MATERIAL PROVIDED ::
┏━━
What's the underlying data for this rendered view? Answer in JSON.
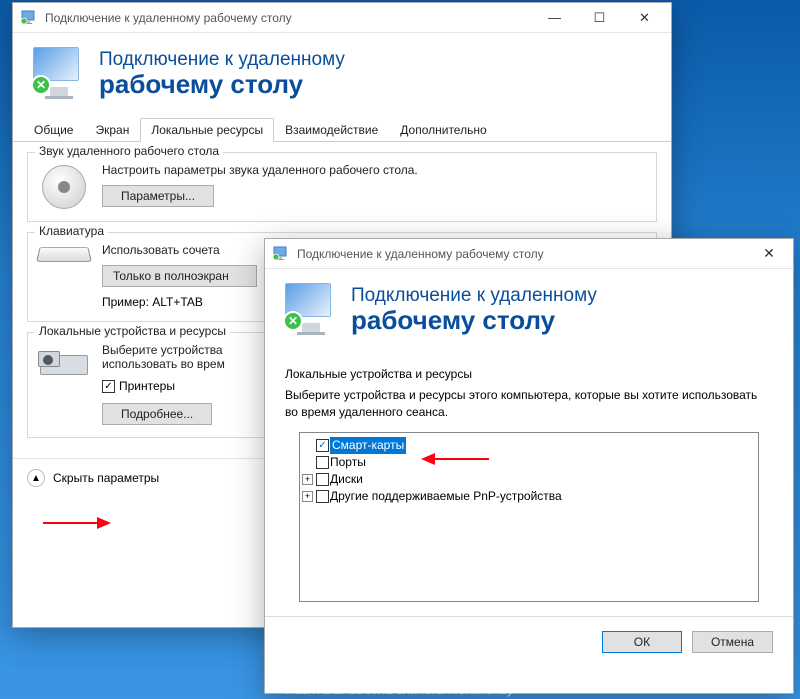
{
  "main": {
    "title": "Подключение к удаленному рабочему столу",
    "banner": {
      "line1": "Подключение к удаленному",
      "line2": "рабочему столу",
      "badge": "✕"
    },
    "tabs": [
      "Общие",
      "Экран",
      "Локальные ресурсы",
      "Взаимодействие",
      "Дополнительно"
    ],
    "active_tab_index": 2,
    "sound": {
      "legend": "Звук удаленного рабочего стола",
      "desc": "Настроить параметры звука удаленного рабочего стола.",
      "btn": "Параметры..."
    },
    "keyboard": {
      "legend": "Клавиатура",
      "desc": "Использовать сочета",
      "dropdown": "Только в полноэкран",
      "example": "Пример: ALT+TAB"
    },
    "devices": {
      "legend": "Локальные устройства и ресурсы",
      "desc": "Выберите устройства\nиспользовать во врем",
      "printers": "Принтеры",
      "more": "Подробнее..."
    },
    "footer": {
      "hide": "Скрыть параметры"
    }
  },
  "sub": {
    "title": "Подключение к удаленному рабочему столу",
    "banner": {
      "line1": "Подключение к удаленному",
      "line2": "рабочему столу",
      "badge": "✕"
    },
    "group_legend": "Локальные устройства и ресурсы",
    "desc": "Выберите устройства и ресурсы этого компьютера, которые вы хотите использовать во время удаленного сеанса.",
    "tree": [
      {
        "label": "Смарт-карты",
        "checked": true,
        "selected": true,
        "expandable": false
      },
      {
        "label": "Порты",
        "checked": false,
        "selected": false,
        "expandable": false
      },
      {
        "label": "Диски",
        "checked": false,
        "selected": false,
        "expandable": true
      },
      {
        "label": "Другие поддерживаемые PnP-устройства",
        "checked": false,
        "selected": false,
        "expandable": true
      }
    ],
    "ok": "ОК",
    "cancel": "Отмена"
  },
  "watermark": "PachvaraPetrovna для forum.onliner.by"
}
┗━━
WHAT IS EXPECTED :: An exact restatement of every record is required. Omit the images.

SOLVED EXERCISE ::
What's the underlying data for this rendered view? Answer in JSON.
{
  "main": {
    "title": "Подключение к удаленному рабочему столу",
    "banner": {
      "line1": "Подключение к удаленному",
      "line2": "рабочему столу",
      "badge": "✕"
    },
    "tabs": [
      "Общие",
      "Экран",
      "Локальные ресурсы",
      "Взаимодействие",
      "Дополнительно"
    ],
    "active_tab_index": 2,
    "sound": {
      "legend": "Звук удаленного рабочего стола",
      "desc": "Настроить параметры звука удаленного рабочего стола.",
      "btn": "Параметры..."
    },
    "keyboard": {
      "legend": "Клавиатура",
      "desc": "Использовать сочета",
      "dropdown": "Только в полноэкран",
      "example": "Пример: ALT+TAB"
    },
    "devices": {
      "legend": "Локальные устройства и ресурсы",
      "desc": "Выберите устройства\nиспользовать во врем",
      "printers": "Принтеры",
      "more": "Подробнее..."
    },
    "footer": {
      "hide": "Скрыть параметры"
    }
  },
  "sub": {
    "title": "Подключение к удаленному рабочему столу",
    "banner": {
      "line1": "Подключение к удаленному",
      "line2": "рабочему столу",
      "badge": "✕"
    },
    "group_legend": "Локальные устройства и ресурсы",
    "desc": "Выберите устройства и ресурсы этого компьютера, которые вы хотите использовать во время удаленного сеанса.",
    "tree": [
      {
        "label": "Смарт-карты",
        "checked": true,
        "selected": true,
        "expandable": false
      },
      {
        "label": "Порты",
        "checked": false,
        "selected": false,
        "expandable": false
      },
      {
        "label": "Диски",
        "checked": false,
        "selected": false,
        "expandable": true
      },
      {
        "label": "Другие поддерживаемые PnP-устройства",
        "checked": false,
        "selected": false,
        "expandable": true
      }
    ],
    "ok": "ОК",
    "cancel": "Отмена"
  },
  "watermark": "PachvaraPetrovna для forum.onliner.by"
}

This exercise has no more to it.